A similar feature has previously been available for the Roku streaming player models (3 and 4), thanks to a headphone jack on the accompanying remote control – but it had not yet been possible for the stick.
The company says the new device has 8 times the processing power of the prior version, and with the quad-core processor it now tops the processing power of other competitors’ sticks, including those from Google and Amazon.
This is meant to be a big selling point for new Roku, as this entry-level device is meant to attract those who want the convenience of a portable form factor, but who don’t want to suffer from a poor streaming and browsing experience. That hasn’t always been the case with Roku’s earlier models, however – its previous generation sticks could feel a little slow, especially in comparison with its streaming players.
While Roku doesn’t break out which of its devices are the most popular in terms of sales, the company did tell us that overall, the streaming stick category is the fastest-growing in the wider market.

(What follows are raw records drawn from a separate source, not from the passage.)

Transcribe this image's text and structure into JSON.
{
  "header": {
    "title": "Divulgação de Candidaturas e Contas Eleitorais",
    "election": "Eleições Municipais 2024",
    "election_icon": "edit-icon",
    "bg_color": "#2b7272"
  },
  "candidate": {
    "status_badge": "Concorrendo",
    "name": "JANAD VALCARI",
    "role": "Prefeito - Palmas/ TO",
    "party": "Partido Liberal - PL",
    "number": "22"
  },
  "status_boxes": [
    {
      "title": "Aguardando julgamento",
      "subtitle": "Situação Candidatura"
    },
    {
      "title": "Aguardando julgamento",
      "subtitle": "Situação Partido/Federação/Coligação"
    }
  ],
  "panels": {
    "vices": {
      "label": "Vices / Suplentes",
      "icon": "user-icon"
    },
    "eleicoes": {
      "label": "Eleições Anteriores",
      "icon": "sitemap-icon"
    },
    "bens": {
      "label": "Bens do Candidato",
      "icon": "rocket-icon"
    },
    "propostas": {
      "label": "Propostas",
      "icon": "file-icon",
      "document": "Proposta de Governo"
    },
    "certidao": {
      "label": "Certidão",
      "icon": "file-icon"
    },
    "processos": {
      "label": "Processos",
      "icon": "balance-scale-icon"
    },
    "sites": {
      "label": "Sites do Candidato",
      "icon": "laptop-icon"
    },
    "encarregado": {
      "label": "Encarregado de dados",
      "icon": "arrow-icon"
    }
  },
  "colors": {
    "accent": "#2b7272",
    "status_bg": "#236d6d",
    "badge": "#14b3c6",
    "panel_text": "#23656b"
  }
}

That’s why it makes sense that it’s now rolling out a new model – its last update to the Stick was in 2014, after the initial version was introduced in 2012.
In addition, the updated Stick includes other features like more performant, dual-band MIMO wireless for connectivity; the ability to cast video from apps like Netflix and YouTube to the TV; the ability to use the Roku mobile app to play personal videos, music, and photos as well as use it as a remote control; and the recently launched “Hotel and Dorm Connect” feature which makes it easier to connect to wireless networks that have an authentication page.
Like Roku’s newest streaming player, the Roku 4, the Roku Streaming Stick will also run the latest version of the company’s operating system, Roku OS 7.1. This includes changes to the Roku Feed that help you better discover new shows and movies, track those that are coming soon, and follow your favorite programs so you know when new episodes are available.
The update comes at a time when Roku has established itself as one of the leading players in the streaming device market, with roughly 10 million active account holders across 10 countries who are streaming more hours than ever before via their Roku devices. In 2015, streaming was up 73 percent over the year before, for example.
To some extent, of course, Roku’s growth is a reflection of the larger shift away from watching live TV to streaming services, and the need for hardware devices that make that possible for those times you still want to watch on the TV’s big screen.
However, Roku’s advantage in this space is that, because it’s an independent product without its own streaming service to promote, it can be agnostic about its offerings. Today that means over 3,000 streaming channels, and 300,000 movies and TV episodes. Meanwhile, devices like Chromecast, Android TV and Amazon Fire TV/TV Stick don’t always play well with each others’ competing services.
Plus, Roku’s simplified menu and minimalist remote control are a better fit for a more mainstream audience who find the software and hardware from companies like TiVo more complicated to learn.
The Roku Streaming Stick is available for pre-order on Roku.com and will retail later this month at stores like Best Buy, Walmart, and others. The retail price is still $49.99, as with the prior model.